'Already on May 14, three groups of troops (30,000 soldiers), under the command of Kliment Voroshilov and Oleksandr Parkhomenko , began a general counteroffensive from Kyiv, Poltava, and Odessa. On May 18, the Council of Defense of Soviet Ukraine declared terror against the parties of the Ukrainian Left SRs and the Ukrainian Social Democrats - "independents" - as those who inspired the uprising.

'On May 18 , units under the command of Makhno came against the Grigoryov people. Nestor Makhno issued a retraction "Who is Grigoriev?", where he called the chieftain a "robber", "counter-revolutionary", "adventurist", "provocateur-pogromist" .

'In the second half of May, the Grigoryov rebels were surprisingly quickly defeated and localized in the steppe areas of Kherson. On May 19, 1919, a group of the Kremenchug direction under the command of Panas Egorov occupied Kremenchug, the Dnipro military flotilla and the battalion named after Spartak Feofan Ilyin - Cherkas district. From the south, the units of Pavlo Dybenko and Parkhomenko were advancing. Joining Yehorov's group, they occupied Kryvyi Rih, Dovhyntseve station. The forces of three red military groups managed to surround the region of the uprising …

'Of the 15,000 to 23,000 insurgents, a little more than three thousand remained with the ataman, and another two thousand went to various small local atamans, who nominally considered Grigoriev their leader.'

As part of the explanation for the rapid collapse of the rebellion the article continues:

'The political situation in Ukraine did not contribute to the success of the uprising. Anarchist groups associated with the Makhnov movement were influential in the southeast of Ukraine. Having an inconsistent program of affirming "free councils" and a powerless society [presumably meaning a society without authoritative government - PB], anarchists were guided by the decisions of the Kursk Conference of 1918, which raised the slogan of inciting a "second" anarchist revolution in Ukraine. N. Makhno saw the main danger in the advance of the "cadets" (Volunteer Army) from the southeast and had a sharply negative attitude to anti-Semitism.

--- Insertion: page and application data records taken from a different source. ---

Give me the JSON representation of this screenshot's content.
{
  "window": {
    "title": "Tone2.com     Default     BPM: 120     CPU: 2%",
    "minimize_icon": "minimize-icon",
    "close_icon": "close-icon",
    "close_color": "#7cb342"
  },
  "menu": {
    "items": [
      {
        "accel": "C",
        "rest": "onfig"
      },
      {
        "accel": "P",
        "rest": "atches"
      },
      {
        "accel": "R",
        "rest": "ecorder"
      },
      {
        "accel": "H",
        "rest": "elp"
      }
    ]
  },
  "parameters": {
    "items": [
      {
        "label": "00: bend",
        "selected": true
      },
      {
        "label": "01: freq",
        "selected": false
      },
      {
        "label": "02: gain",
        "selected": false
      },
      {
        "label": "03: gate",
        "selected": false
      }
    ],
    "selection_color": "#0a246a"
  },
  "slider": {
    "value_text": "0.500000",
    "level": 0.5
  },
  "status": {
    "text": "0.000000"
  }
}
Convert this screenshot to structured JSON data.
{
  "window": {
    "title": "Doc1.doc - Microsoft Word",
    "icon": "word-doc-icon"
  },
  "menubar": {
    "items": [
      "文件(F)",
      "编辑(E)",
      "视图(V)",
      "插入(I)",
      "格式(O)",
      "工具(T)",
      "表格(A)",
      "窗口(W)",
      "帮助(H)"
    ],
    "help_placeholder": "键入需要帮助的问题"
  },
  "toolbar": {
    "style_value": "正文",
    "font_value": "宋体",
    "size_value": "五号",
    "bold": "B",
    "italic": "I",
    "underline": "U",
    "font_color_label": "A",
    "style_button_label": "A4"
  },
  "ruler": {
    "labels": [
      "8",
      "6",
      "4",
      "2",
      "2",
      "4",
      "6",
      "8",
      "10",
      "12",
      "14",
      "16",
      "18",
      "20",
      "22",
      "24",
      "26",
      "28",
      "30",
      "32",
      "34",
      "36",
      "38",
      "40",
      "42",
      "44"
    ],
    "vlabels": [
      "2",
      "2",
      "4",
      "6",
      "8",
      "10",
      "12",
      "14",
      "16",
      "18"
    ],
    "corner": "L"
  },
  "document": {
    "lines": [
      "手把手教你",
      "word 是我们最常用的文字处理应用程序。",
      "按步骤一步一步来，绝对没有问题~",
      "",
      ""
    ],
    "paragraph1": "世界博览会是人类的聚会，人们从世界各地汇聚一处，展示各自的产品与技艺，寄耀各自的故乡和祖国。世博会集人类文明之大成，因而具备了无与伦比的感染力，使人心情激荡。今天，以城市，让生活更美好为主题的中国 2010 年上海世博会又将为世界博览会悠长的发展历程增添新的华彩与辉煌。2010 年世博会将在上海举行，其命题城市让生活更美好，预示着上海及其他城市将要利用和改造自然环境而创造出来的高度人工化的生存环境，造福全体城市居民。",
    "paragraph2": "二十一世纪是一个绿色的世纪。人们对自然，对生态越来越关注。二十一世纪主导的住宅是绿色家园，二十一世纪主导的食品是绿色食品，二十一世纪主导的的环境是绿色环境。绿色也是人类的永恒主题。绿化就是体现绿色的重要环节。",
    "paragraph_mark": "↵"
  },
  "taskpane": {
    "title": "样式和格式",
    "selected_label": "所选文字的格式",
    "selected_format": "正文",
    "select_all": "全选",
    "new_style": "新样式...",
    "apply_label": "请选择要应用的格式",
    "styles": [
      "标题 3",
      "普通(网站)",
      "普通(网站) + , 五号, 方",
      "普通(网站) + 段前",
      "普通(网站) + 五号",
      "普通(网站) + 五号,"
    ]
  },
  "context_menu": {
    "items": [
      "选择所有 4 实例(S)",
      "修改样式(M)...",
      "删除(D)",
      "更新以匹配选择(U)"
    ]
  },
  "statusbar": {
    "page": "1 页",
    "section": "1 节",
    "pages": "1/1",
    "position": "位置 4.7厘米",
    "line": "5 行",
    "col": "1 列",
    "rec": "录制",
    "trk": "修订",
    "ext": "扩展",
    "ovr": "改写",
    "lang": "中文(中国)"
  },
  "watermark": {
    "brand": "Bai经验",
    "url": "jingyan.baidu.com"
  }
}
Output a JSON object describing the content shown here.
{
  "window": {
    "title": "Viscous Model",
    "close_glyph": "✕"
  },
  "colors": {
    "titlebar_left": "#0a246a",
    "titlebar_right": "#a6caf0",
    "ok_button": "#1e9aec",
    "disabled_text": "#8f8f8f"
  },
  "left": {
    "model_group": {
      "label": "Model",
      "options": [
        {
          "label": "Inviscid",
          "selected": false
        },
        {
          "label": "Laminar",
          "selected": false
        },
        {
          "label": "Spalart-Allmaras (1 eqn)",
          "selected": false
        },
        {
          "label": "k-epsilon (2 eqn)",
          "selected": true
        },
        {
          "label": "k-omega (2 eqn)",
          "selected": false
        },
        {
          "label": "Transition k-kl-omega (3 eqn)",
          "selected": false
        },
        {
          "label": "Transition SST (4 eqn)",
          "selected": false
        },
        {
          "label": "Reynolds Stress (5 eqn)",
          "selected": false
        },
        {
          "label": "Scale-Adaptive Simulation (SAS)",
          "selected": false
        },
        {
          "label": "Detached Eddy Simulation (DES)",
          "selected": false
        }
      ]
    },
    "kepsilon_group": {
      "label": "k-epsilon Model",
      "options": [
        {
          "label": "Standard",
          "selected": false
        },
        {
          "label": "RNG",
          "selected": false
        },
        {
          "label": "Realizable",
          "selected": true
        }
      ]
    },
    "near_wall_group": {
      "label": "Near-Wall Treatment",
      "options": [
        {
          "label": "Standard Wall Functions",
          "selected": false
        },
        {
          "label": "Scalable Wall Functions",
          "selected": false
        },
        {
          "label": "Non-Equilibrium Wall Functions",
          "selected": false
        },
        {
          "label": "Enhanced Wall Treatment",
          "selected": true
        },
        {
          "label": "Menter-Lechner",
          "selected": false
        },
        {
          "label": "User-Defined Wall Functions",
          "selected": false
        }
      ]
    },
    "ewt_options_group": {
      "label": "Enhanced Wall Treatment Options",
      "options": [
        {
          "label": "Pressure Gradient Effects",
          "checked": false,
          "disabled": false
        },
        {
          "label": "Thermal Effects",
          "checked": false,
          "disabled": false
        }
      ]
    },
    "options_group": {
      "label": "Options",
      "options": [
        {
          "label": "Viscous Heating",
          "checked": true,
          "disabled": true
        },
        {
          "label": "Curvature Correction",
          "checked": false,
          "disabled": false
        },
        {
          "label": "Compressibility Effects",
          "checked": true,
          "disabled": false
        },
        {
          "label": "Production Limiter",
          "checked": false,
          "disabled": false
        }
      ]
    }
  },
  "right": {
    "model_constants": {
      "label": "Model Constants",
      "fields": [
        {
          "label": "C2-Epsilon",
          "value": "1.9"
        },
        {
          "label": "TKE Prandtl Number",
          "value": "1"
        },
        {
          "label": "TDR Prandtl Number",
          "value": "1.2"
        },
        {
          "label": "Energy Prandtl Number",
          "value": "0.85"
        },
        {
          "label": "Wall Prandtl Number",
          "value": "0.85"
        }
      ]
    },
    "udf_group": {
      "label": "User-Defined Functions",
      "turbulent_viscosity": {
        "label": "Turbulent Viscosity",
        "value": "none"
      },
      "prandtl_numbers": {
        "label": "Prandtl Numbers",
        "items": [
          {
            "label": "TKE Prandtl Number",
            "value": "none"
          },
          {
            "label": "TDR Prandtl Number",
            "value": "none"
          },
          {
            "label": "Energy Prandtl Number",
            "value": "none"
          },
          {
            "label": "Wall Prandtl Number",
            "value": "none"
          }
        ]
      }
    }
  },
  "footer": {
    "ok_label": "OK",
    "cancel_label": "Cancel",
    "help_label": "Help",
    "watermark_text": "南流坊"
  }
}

'In the center and in the north of Ukraine, left-revolutionary political currents dominated. Parties formed by SR currents, independent social democrats, etc. representatives of the left part of the Ukrainian political spectrum, who dominated the Transnistrian region, did not consider the existing contradictions with the Bolsheviks to be antagonistic. The ideological basis of their activity was the concept of a "labor nation", later summarised in M. Shapoval's work "The Great Revolution and the Ukrainian Liberation Program".[Shapoval had been an associate of Vynnychenko who also, in exile, tried to come to terms with the Bolsheviks - PB] These parties saw the basis of national and social enslavement in the domination of "foreign capital" in Ukraine, which "captures cities and power in its hands, develops a foreign culture on Ukrainian soil to subjugate the Ukrainian one", feeds on the labor of the Ukrainian working classes and the Ukrainian working nation devoid of exploitative classes .

'The left wing of Ukrainian politics, even in the most critical moments of its conflict with the RKP(b)-KP(b)U, retained a great potential for conformist cooperation with the Bolshevik government and was always ready for unequal compromises. In such conditions, the rebellion, deprived of consistent political leadership, descended into partisanship and anti-Semitic actions.'